The origins of Huntly probably date back to a settlement serving the original castle, the Peel of Strathbogie, built in the 1180s. The major change, however, came in 1769, when the Duke of Gordon established a planned town here. With the new building and new plan came acceptance of a new name, and "Huntly" finally replace Milton of Strathbogie on the maps.
By 1799 Huntly had 3000 inhabitants, compared with around 4000 today. A range of industries operated here, with textiles playing a significant part. Over the following years it also tried its hand at distilling, though with much less success than nearby Speyside. The textile industry had also disappeared by 1850.
The real turning point for commerce in Huntly came with the arrival of the railway in 1854. It later became an important freight centre on the Aberdeen to Inverness line, and continues to enjoy services to both cities and beyond.

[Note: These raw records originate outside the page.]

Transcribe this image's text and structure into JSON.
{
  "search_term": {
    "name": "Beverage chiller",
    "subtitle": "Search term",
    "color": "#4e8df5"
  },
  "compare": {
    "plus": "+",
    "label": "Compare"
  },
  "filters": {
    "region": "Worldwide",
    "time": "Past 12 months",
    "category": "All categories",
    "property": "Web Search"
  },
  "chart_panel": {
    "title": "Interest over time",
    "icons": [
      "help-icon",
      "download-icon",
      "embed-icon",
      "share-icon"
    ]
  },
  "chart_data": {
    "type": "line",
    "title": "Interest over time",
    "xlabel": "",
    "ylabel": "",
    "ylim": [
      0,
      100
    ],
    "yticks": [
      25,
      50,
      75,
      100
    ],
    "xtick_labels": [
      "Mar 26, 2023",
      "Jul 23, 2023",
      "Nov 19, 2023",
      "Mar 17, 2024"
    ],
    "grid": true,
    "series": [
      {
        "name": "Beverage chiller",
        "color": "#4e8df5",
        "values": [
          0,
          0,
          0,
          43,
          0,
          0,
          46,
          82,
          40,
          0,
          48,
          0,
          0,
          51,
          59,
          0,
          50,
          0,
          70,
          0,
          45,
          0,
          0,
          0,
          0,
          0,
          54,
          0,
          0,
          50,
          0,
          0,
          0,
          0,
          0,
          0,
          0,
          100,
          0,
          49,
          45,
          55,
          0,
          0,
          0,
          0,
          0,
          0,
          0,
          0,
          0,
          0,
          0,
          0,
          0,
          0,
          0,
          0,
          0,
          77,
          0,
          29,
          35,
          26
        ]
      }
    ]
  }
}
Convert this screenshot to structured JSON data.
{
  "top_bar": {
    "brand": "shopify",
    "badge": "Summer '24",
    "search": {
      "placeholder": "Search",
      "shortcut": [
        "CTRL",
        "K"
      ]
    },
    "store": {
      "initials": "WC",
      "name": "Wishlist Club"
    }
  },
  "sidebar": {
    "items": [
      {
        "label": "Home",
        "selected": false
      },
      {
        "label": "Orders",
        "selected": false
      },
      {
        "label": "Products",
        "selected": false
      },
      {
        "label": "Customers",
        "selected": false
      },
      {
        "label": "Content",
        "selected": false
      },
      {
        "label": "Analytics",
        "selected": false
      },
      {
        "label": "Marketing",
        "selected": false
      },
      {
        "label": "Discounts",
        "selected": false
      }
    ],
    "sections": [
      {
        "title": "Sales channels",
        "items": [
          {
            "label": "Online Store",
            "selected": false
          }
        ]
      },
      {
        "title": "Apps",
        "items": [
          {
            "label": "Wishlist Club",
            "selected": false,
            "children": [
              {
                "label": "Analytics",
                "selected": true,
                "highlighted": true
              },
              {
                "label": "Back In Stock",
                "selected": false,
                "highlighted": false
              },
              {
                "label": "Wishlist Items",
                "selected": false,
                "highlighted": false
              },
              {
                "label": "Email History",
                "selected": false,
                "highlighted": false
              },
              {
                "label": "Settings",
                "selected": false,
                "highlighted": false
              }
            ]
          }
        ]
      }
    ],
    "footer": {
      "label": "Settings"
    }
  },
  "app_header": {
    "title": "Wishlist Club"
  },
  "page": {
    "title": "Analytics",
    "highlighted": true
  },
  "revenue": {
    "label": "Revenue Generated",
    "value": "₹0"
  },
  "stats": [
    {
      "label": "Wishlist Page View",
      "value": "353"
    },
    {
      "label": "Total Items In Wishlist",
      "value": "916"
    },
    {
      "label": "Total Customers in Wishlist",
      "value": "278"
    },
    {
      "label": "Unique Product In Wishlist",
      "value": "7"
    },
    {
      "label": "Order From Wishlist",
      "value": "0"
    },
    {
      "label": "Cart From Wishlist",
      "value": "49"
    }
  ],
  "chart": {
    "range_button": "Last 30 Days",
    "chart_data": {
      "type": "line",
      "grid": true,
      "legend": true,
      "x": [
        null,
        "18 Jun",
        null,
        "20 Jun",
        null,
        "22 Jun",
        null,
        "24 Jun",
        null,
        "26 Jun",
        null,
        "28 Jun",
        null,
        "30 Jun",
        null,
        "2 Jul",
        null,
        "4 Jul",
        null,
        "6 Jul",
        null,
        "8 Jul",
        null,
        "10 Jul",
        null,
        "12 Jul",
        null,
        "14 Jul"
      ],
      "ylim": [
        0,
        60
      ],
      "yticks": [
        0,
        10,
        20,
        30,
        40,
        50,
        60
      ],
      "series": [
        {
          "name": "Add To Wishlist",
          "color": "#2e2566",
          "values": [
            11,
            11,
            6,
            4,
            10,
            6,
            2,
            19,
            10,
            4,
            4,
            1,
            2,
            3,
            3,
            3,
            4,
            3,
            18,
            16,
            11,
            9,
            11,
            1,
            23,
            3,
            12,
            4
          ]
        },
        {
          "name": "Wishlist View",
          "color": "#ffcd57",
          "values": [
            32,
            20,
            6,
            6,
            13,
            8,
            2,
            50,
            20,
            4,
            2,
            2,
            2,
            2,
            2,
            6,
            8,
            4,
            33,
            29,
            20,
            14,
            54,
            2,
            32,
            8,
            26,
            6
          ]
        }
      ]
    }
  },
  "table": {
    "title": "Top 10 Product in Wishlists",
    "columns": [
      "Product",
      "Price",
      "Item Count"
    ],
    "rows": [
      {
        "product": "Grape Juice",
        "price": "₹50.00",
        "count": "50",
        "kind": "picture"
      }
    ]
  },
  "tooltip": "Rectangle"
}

Huntly gained a new railway station in 2000.
Huntly is also well placed to take advantage of the road network, lying on the main A96 from Aberdeen to Inverness. Most would agree it has been much better placed since the building of a bypass in the 1970s, taking the through traffic round the south of the town.
Huntly itself is a solid town build largely of an impressive grey stone. At its heart is the main square. From here the road to the south, and the bypass, passes the imposing clock tower built in 1890. North from here the road runs past the town's war memorial and through an arch in the Simpson Building en route to Huntly Castle. The Simpson Building was built in the late 1700s with stone quarried from the Castle.
The centre of Huntly is an intriguing and attractive mix of the large stone buildings on the main routes and around the square, backed by a grid of streets flanked by smaller scale stone cottages and houses. Overlooking the south west corner of Huntly's main square is the Gordon Arms Hotel, which we would heartily recommend for its friendly welcome and service, for its comfortable accommodation, and especially for its food.
It is something of a surprise to discover that since its unsuccessful foray into distilling in the 1800s Huntly has not shared this part of the heritage of many of the towns and villages to the west and north west of it like Dufftown or Keith, though it does have a brewery. However, Huntly does have much to see and do, including a Nordic Ski Centre near the castle: the UK's only year round centre for the sport. And of course, there is Huntly Castle itself, in the care of Historic Scotland.